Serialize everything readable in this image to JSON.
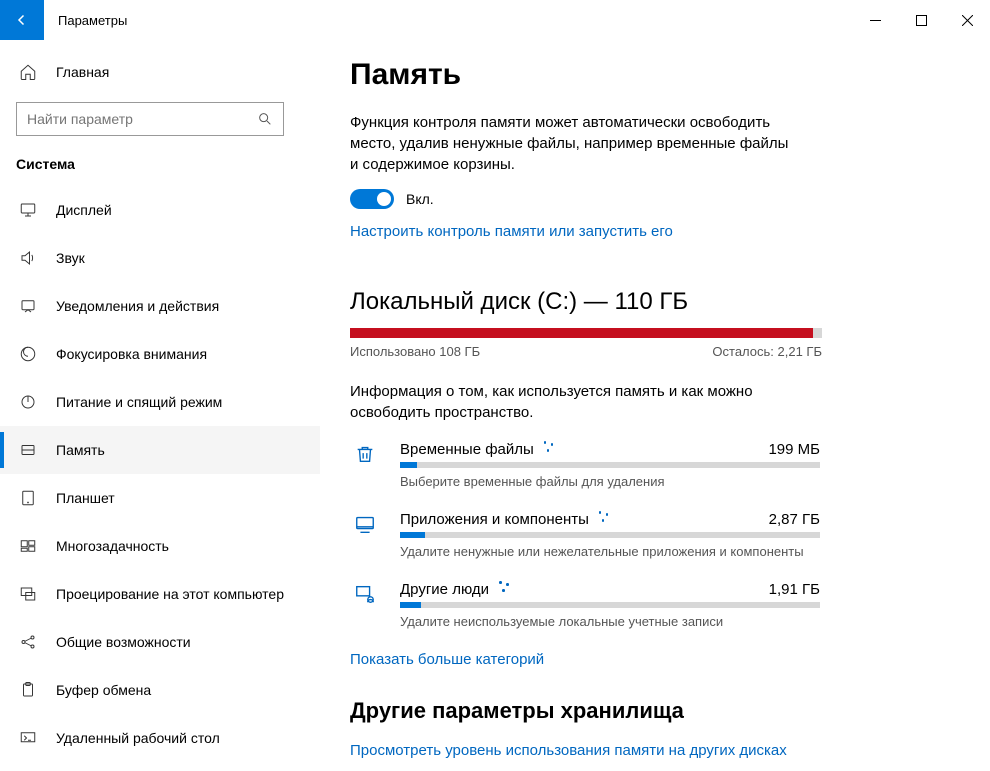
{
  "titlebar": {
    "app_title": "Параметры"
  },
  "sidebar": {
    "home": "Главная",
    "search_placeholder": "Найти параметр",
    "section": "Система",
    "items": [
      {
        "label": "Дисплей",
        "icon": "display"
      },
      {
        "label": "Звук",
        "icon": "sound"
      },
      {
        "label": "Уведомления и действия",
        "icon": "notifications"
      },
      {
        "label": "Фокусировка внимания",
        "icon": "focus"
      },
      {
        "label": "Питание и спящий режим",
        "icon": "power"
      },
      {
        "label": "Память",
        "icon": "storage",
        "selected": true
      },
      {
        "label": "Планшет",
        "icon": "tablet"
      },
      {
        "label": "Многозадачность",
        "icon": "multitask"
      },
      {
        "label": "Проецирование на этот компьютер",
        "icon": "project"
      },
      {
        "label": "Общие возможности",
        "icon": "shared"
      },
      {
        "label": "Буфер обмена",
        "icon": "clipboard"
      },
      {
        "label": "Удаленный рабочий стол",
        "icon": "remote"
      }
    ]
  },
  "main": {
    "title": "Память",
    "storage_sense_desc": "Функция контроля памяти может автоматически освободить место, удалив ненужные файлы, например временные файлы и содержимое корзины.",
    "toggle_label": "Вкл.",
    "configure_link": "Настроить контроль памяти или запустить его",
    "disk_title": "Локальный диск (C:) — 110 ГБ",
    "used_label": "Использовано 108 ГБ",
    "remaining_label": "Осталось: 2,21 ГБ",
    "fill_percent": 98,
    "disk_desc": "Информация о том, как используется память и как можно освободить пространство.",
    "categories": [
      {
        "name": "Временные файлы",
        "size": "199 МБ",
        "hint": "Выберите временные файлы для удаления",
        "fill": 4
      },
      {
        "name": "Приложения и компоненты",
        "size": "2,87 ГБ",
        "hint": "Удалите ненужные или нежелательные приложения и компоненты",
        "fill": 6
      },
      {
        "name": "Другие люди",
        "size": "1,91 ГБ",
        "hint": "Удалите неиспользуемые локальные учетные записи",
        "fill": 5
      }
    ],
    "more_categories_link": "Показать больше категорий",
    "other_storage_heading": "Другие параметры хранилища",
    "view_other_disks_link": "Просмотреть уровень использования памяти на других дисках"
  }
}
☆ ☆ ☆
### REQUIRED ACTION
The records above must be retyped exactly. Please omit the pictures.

### WRITTEN RESPONSE
Serialize everything readable in this image to JSON.
{
  "titlebar": {
    "app_title": "Параметры"
  },
  "sidebar": {
    "home": "Главная",
    "search_placeholder": "Найти параметр",
    "section": "Система",
    "items": [
      {
        "label": "Дисплей",
        "icon": "display"
      },
      {
        "label": "Звук",
        "icon": "sound"
      },
      {
        "label": "Уведомления и действия",
        "icon": "notifications"
      },
      {
        "label": "Фокусировка внимания",
        "icon": "focus"
      },
      {
        "label": "Питание и спящий режим",
        "icon": "power"
      },
      {
        "label": "Память",
        "icon": "storage",
        "selected": true
      },
      {
        "label": "Планшет",
        "icon": "tablet"
      },
      {
        "label": "Многозадачность",
        "icon": "multitask"
      },
      {
        "label": "Проецирование на этот компьютер",
        "icon": "project"
      },
      {
        "label": "Общие возможности",
        "icon": "shared"
      },
      {
        "label": "Буфер обмена",
        "icon": "clipboard"
      },
      {
        "label": "Удаленный рабочий стол",
        "icon": "remote"
      }
    ]
  },
  "main": {
    "title": "Память",
    "storage_sense_desc": "Функция контроля памяти может автоматически освободить место, удалив ненужные файлы, например временные файлы и содержимое корзины.",
    "toggle_label": "Вкл.",
    "configure_link": "Настроить контроль памяти или запустить его",
    "disk_title": "Локальный диск (C:) — 110 ГБ",
    "used_label": "Использовано 108 ГБ",
    "remaining_label": "Осталось: 2,21 ГБ",
    "fill_percent": 98,
    "disk_desc": "Информация о том, как используется память и как можно освободить пространство.",
    "categories": [
      {
        "name": "Временные файлы",
        "size": "199 МБ",
        "hint": "Выберите временные файлы для удаления",
        "fill": 4
      },
      {
        "name": "Приложения и компоненты",
        "size": "2,87 ГБ",
        "hint": "Удалите ненужные или нежелательные приложения и компоненты",
        "fill": 6
      },
      {
        "name": "Другие люди",
        "size": "1,91 ГБ",
        "hint": "Удалите неиспользуемые локальные учетные записи",
        "fill": 5
      }
    ],
    "more_categories_link": "Показать больше категорий",
    "other_storage_heading": "Другие параметры хранилища",
    "view_other_disks_link": "Просмотреть уровень использования памяти на других дисках"
  }
}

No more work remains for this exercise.